inFact developed the Metropolis high-tech solar-powered Pay and Display Parking Meter for Integrated Technology Solutions Limited (former Cash Handling Systems) to target their international market.
Metropolis Pay & Display is the firm favourite in New Zealand with GIS terminals making up 95% of the on-street parking market. GIS holds the largest site in Australasia with Auckland Super City operating 1000 of these parking terminals.
Award winning road-side parking meter
Metropolis Pay & Display
The fact that the Good Design Award has been won by some highly noted designers and design teams, including Apple for the latest iPods and BMW for the Z4 Roadster, puts into perspective the level of quality of inFact’s design work. The Metro is today one of our best selling products and it is exciting that inFact has achieved international recognition for their design contribution.
Mark Oliver // Technical Director // Cash Handling Systems
The project team works side-by-side with the client to ensure product functionality, marketability and usability are resolved through proof of concept prototypes. These are tested and refined to ensure all aspects of the solution are understood, key risks are identified and project goals are achieved.
The team ran a design process that identified the key features and technologies that would make Metro a success and took this from concept design to production implementation.

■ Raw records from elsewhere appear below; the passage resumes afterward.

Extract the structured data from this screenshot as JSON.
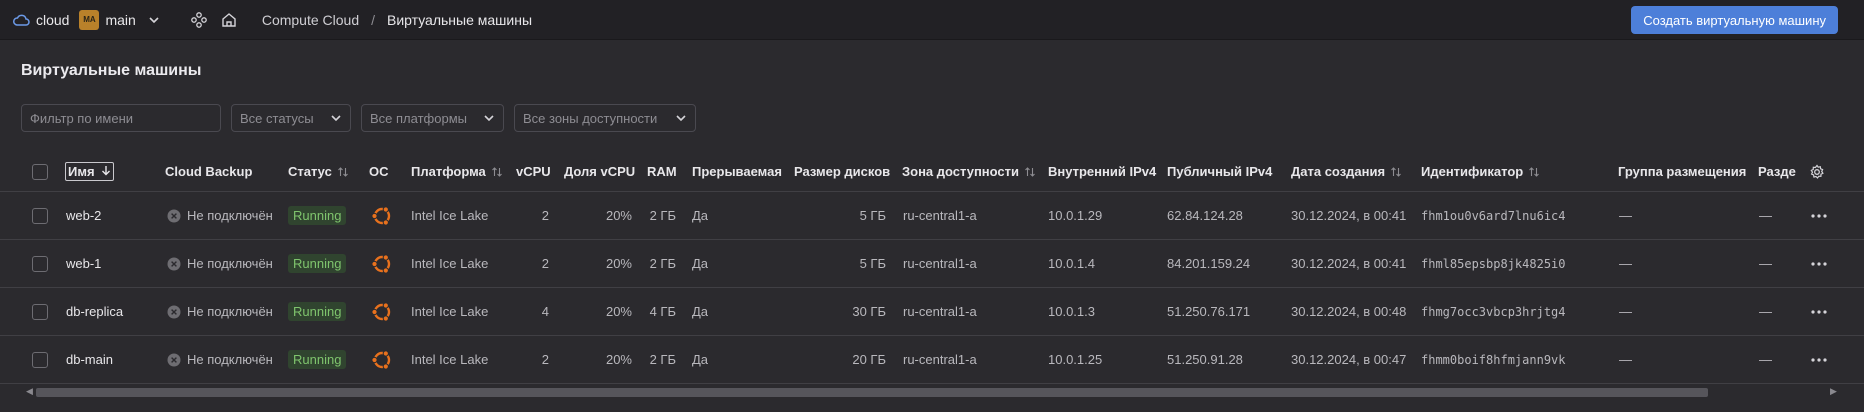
{
  "topbar": {
    "cloud_label": "cloud",
    "folder_avatar": "MA",
    "folder_label": "main",
    "breadcrumb_root": "Compute Cloud",
    "breadcrumb_sep": "/",
    "breadcrumb_current": "Виртуальные машины",
    "create_button": "Создать виртуальную машину"
  },
  "page": {
    "title": "Виртуальные машины"
  },
  "filters": {
    "name_placeholder": "Фильтр по имени",
    "status": "Все статусы",
    "platform": "Все платформы",
    "zone": "Все зоны доступности"
  },
  "columns": {
    "name": "Имя",
    "backup": "Cloud Backup",
    "status": "Статус",
    "os": "ОС",
    "platform": "Платформа",
    "vcpu": "vCPU",
    "vcpu_share": "Доля vCPU",
    "ram": "RAM",
    "preemptible": "Прерываемая",
    "disk_size": "Размер дисков",
    "zone": "Зона доступности",
    "ipv4_internal": "Внутренний IPv4",
    "ipv4_public": "Публичный IPv4",
    "created": "Дата создания",
    "id": "Идентификатор",
    "placement": "Группа размещения",
    "section": "Разде"
  },
  "rows": [
    {
      "name": "web-2",
      "backup": "Не подключён",
      "status": "Running",
      "platform": "Intel Ice Lake",
      "vcpu": "2",
      "share": "20%",
      "ram": "2 ГБ",
      "preemptible": "Да",
      "disk": "5 ГБ",
      "zone": "ru-central1-a",
      "ip_int": "10.0.1.29",
      "ip_pub": "62.84.124.28",
      "created": "30.12.2024, в 00:41",
      "id": "fhm1ou0v6ard7lnu6ic4",
      "placement": "—",
      "section": "—"
    },
    {
      "name": "web-1",
      "backup": "Не подключён",
      "status": "Running",
      "platform": "Intel Ice Lake",
      "vcpu": "2",
      "share": "20%",
      "ram": "2 ГБ",
      "preemptible": "Да",
      "disk": "5 ГБ",
      "zone": "ru-central1-a",
      "ip_int": "10.0.1.4",
      "ip_pub": "84.201.159.24",
      "created": "30.12.2024, в 00:41",
      "id": "fhml85epsbp8jk4825i0",
      "placement": "—",
      "section": "—"
    },
    {
      "name": "db-replica",
      "backup": "Не подключён",
      "status": "Running",
      "platform": "Intel Ice Lake",
      "vcpu": "4",
      "share": "20%",
      "ram": "4 ГБ",
      "preemptible": "Да",
      "disk": "30 ГБ",
      "zone": "ru-central1-a",
      "ip_int": "10.0.1.3",
      "ip_pub": "51.250.76.171",
      "created": "30.12.2024, в 00:48",
      "id": "fhmg7occ3vbcp3hrjtg4",
      "placement": "—",
      "section": "—"
    },
    {
      "name": "db-main",
      "backup": "Не подключён",
      "status": "Running",
      "platform": "Intel Ice Lake",
      "vcpu": "2",
      "share": "20%",
      "ram": "2 ГБ",
      "preemptible": "Да",
      "disk": "20 ГБ",
      "zone": "ru-central1-a",
      "ip_int": "10.0.1.25",
      "ip_pub": "51.250.91.28",
      "created": "30.12.2024, в 00:47",
      "id": "fhmm0boif8hfmjann9vk",
      "placement": "—",
      "section": "—"
    }
  ],
  "icons": {
    "os": "ubuntu-icon",
    "row_menu": "more-dots-icon",
    "settings": "gear-icon"
  },
  "colors": {
    "accent": "#4d7fd9",
    "status_running_bg": "#30442f",
    "status_running_text": "#7fc46d",
    "ubuntu": "#e8711d"
  }
}
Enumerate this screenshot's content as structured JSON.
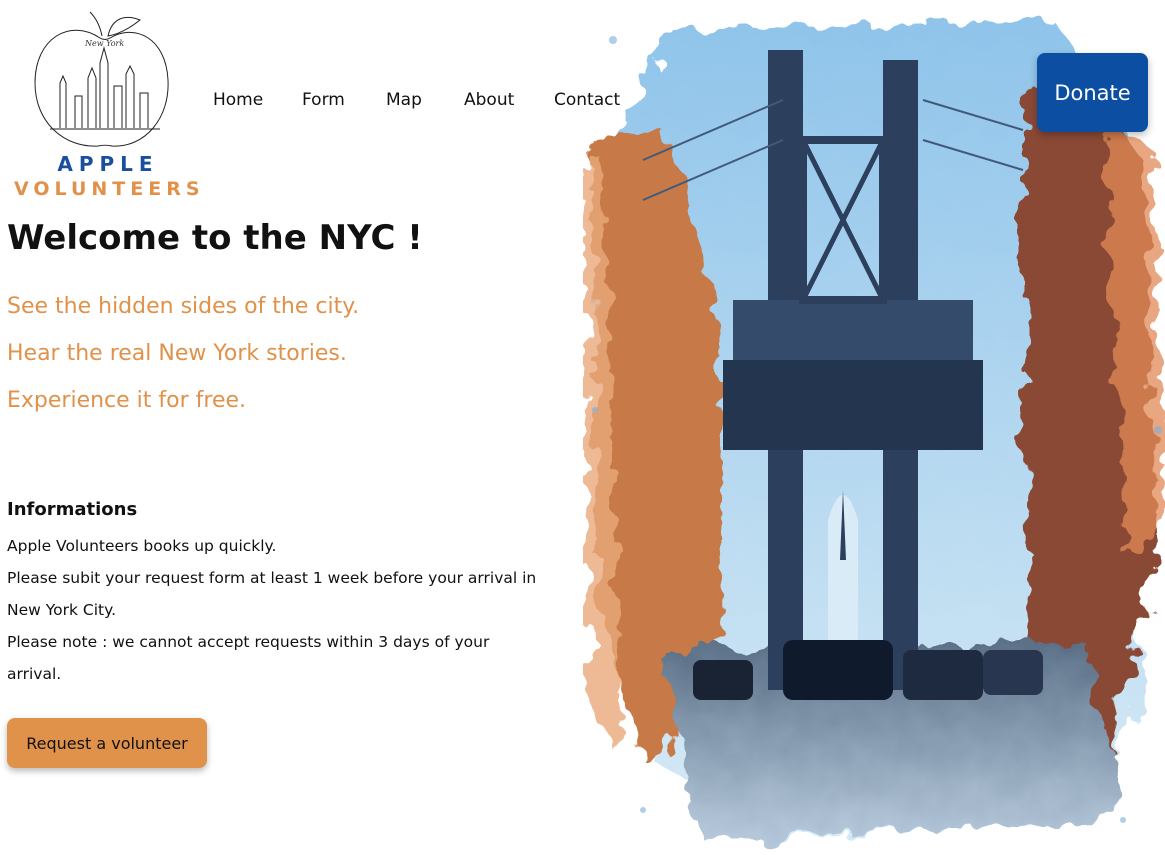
{
  "logo": {
    "line1": "APPLE",
    "line2": "VOLUNTEERS",
    "script_text": "New York"
  },
  "nav": {
    "items": [
      "Home",
      "Form",
      "Map",
      "About",
      "Contact"
    ]
  },
  "donate": {
    "label": "Donate"
  },
  "hero": {
    "title": "Welcome to the NYC !",
    "taglines": [
      "See the hidden sides of the city.",
      "Hear the real New York stories.",
      "Experience it for free."
    ]
  },
  "info": {
    "heading": "Informations",
    "lines": [
      "Apple Volunteers books up quickly.",
      "Please subit your request form at least 1 week before your arrival in",
      "New York City.",
      "Please note : we cannot accept requests within 3 days of your",
      "arrival."
    ]
  },
  "cta": {
    "label": "Request a volunteer"
  },
  "colors": {
    "brand_blue": "#1a4fa0",
    "accent_orange": "#e0914a",
    "donate_blue": "#0b4ea2",
    "text": "#111111"
  },
  "illustration": {
    "subject": "watercolor-manhattan-bridge-street"
  }
}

The inFact team were responsible for all aspects of the development, including aesthetics and usability, mechanical design, system architecture and hardware design, and the software engineering required to provide back end payment and management services.
inFact collaborated with sub-contract manufacturers to implement production and provided a turnkey product ready for the street.

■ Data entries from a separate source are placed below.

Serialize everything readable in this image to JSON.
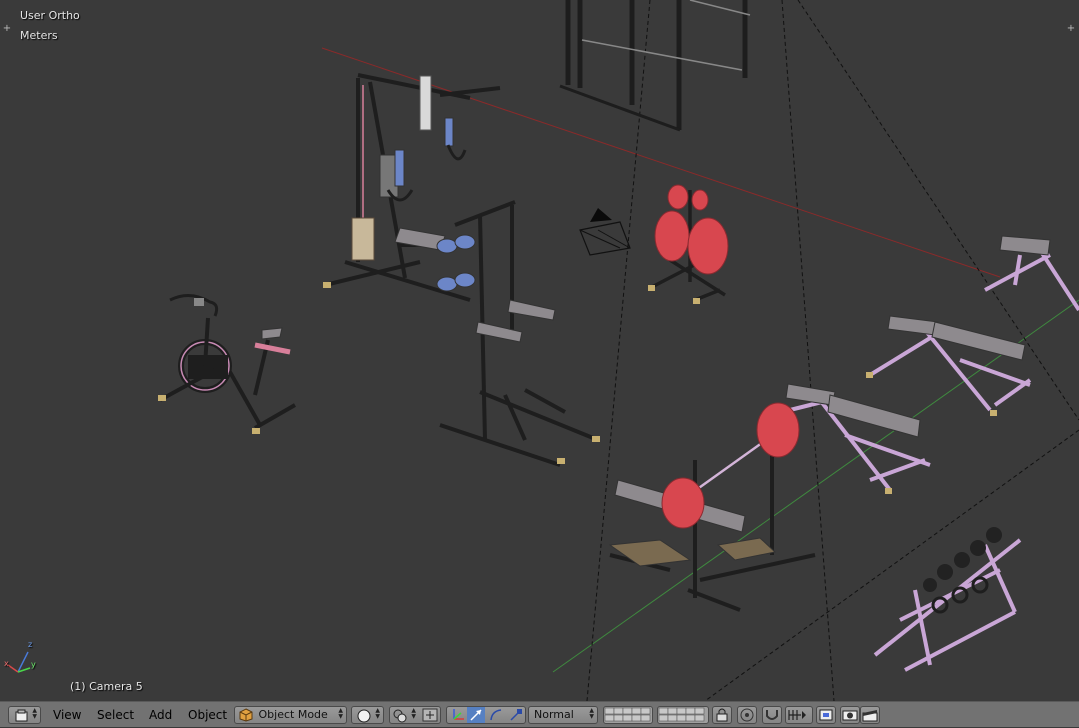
{
  "viewport": {
    "view_name": "User Ortho",
    "units": "Meters",
    "object_label": "(1) Camera 5",
    "axis_z": "z",
    "axis_y": "y",
    "axis_x": "x"
  },
  "header": {
    "menus": [
      "View",
      "Select",
      "Add",
      "Object"
    ],
    "mode": "Object Mode",
    "orientation": "Normal"
  },
  "colors": {
    "viewport_bg": "#3a3a3a",
    "header_bg": "#727272",
    "x_axis": "#8a2a2a",
    "y_axis": "#3f8a3f",
    "frame_metal": "#1e1e1e",
    "bench_purple": "#c9a6d6",
    "plate_red": "#d8474f",
    "pad_grey": "#8e8a8e",
    "cushion_blue": "#6c86c8"
  }
}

inFact was asked to create a next generation parking meter that would meet the needs of all users in the value chain, and be suitable for volume manufacturing at low cost to sell into international markets.
inFact recognised that the solution for the parking terminal would require a ground up approach to meet the needs of a wide range of end user customers, service staff and councils.

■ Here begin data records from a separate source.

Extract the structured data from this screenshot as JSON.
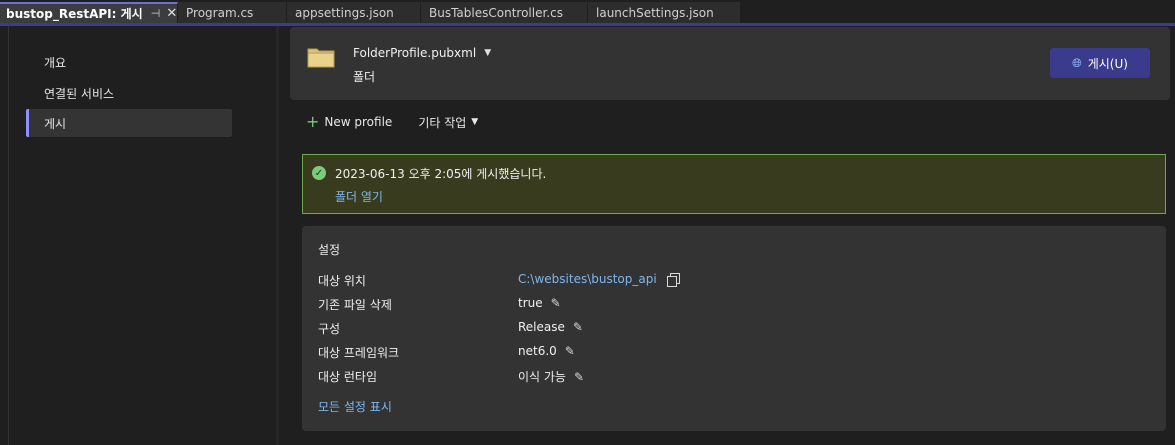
{
  "tabs": [
    {
      "label": "bustop_RestAPI: 게시",
      "active": true,
      "pin": "⊣",
      "close": "✕"
    },
    {
      "label": "Program.cs",
      "active": false
    },
    {
      "label": "appsettings.json",
      "active": false
    },
    {
      "label": "BusTablesController.cs",
      "active": false
    },
    {
      "label": "launchSettings.json",
      "active": false
    }
  ],
  "sidebar": {
    "items": [
      {
        "label": "개요",
        "selected": false
      },
      {
        "label": "연결된 서비스",
        "selected": false
      },
      {
        "label": "게시",
        "selected": true
      }
    ]
  },
  "header": {
    "profile_name": "FolderProfile.pubxml",
    "profile_type": "폴더",
    "publish_label": "게시(U)",
    "folder_icon": "folder-icon",
    "publish_icon": "globe-icon"
  },
  "toolbar": {
    "new_profile_label": "New profile",
    "other_actions_label": "기타 작업"
  },
  "status": {
    "message": "2023-06-13 오후 2:05에 게시했습니다.",
    "open_folder_label": "폴더 열기",
    "accent_color": "#6aaa4a"
  },
  "settings": {
    "title": "설정",
    "rows": [
      {
        "label": "대상 위치",
        "value": "C:\\websites\\bustop_api",
        "action": "copy"
      },
      {
        "label": "기존 파일 삭제",
        "value": "true",
        "action": "edit"
      },
      {
        "label": "구성",
        "value": "Release",
        "action": "edit"
      },
      {
        "label": "대상 프레임워크",
        "value": "net6.0",
        "action": "edit"
      },
      {
        "label": "대상 런타임",
        "value": "이식 가능",
        "action": "edit"
      }
    ],
    "show_all_label": "모든 설정 표시"
  },
  "colors": {
    "accent": "#3b3b8e",
    "link": "#7fb6ee",
    "success_border": "#6aaa4a"
  }
}
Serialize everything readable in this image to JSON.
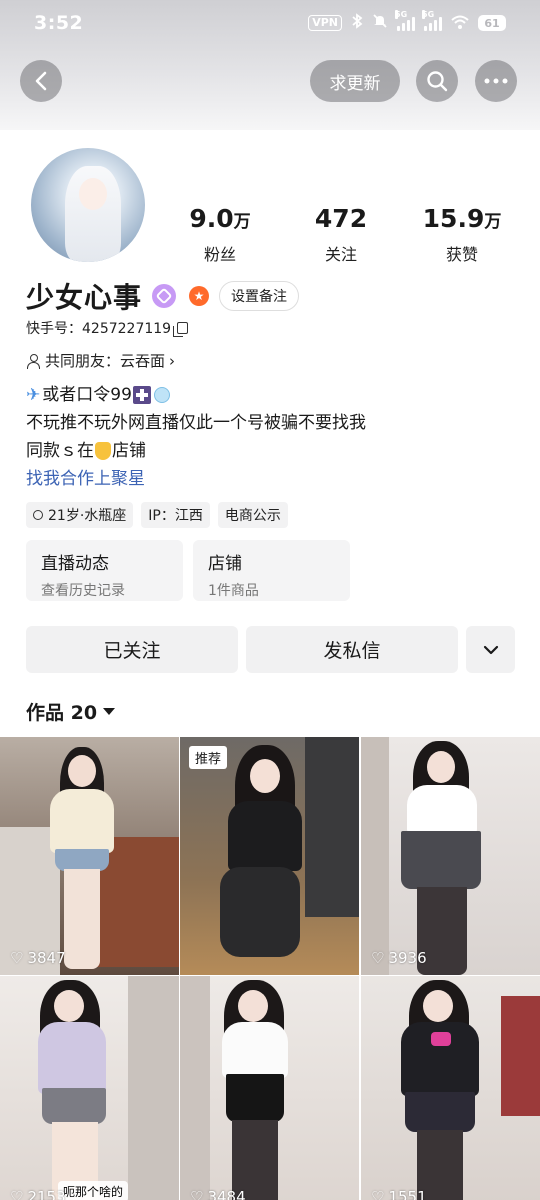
{
  "status_bar": {
    "time": "3:52",
    "vpn": "VPN",
    "sig1": "5G",
    "sig2": "5G",
    "battery": "61"
  },
  "header": {
    "refresh_label": "求更新"
  },
  "profile": {
    "stats": [
      {
        "num": "9.0",
        "unit": "万",
        "label": "粉丝"
      },
      {
        "num": "472",
        "unit": "",
        "label": "关注"
      },
      {
        "num": "15.9",
        "unit": "万",
        "label": "获赞"
      }
    ],
    "name": "少女心事",
    "remark_button": "设置备注",
    "kid": "快手号：4257227119",
    "friends": "共同朋友：云吞面",
    "bio": {
      "line1": "或者口令99",
      "line2": "不玩推不玩外网直播仅此一个号被骗不要找我",
      "line3a": "同款ｓ在",
      "line3b": "店铺",
      "line4": "找我合作上聚星"
    },
    "tags": [
      "21岁·水瓶座",
      "IP：江西",
      "电商公示"
    ]
  },
  "cards": [
    {
      "title": "直播动态",
      "sub": "查看历史记录"
    },
    {
      "title": "店铺",
      "sub": "1件商品"
    }
  ],
  "actions": {
    "followed": "已关注",
    "message": "发私信"
  },
  "works_tab": {
    "label": "作品 20"
  },
  "grid": [
    {
      "likes": "3847"
    },
    {
      "likes": "",
      "badge": "推荐"
    },
    {
      "likes": "3936"
    },
    {
      "likes": "2153",
      "caption": "呃那个啥的"
    },
    {
      "likes": "3484"
    },
    {
      "likes": "1551"
    }
  ]
}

The process began by talking to each of these groups about the challenges that faced them street side.
The product is widely acknowledged for its two secure compartments, one for the payment technology accessible only by the use of an i-key to service technicians and the lower compartment for clearing the coin vault. Servicing traditionally carried out street side is now a simple process of unlatching the door and replacing it with a serviced unit.
The solar power and wireless connectivity to visa and cell phone payment systems meant no wiring for power or comms reducing install cost x10 times.